**Exercise goal**
Lines holding the string "things": copy each one from the listing below.

◆ ◆ ◆ ◆ ◆ ◆ ◆

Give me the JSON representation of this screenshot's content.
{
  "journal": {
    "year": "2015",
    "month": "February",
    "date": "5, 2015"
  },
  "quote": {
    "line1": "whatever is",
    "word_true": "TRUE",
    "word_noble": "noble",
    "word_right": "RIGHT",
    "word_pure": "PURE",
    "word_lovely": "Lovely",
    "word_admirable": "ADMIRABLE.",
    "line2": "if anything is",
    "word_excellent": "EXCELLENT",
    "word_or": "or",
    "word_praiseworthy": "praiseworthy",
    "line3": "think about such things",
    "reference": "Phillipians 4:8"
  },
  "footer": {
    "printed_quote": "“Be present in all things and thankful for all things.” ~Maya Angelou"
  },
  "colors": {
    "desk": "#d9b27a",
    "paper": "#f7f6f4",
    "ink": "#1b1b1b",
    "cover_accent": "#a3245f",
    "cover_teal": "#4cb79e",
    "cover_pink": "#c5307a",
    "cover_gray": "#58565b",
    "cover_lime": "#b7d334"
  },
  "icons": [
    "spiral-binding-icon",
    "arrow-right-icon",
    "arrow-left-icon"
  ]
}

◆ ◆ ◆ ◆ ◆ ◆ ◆

**Solved exercise**
    "line3": "think about such things",
    "printed_quote": "“Be present in all things and thankful for all things.” ~Maya Angelou"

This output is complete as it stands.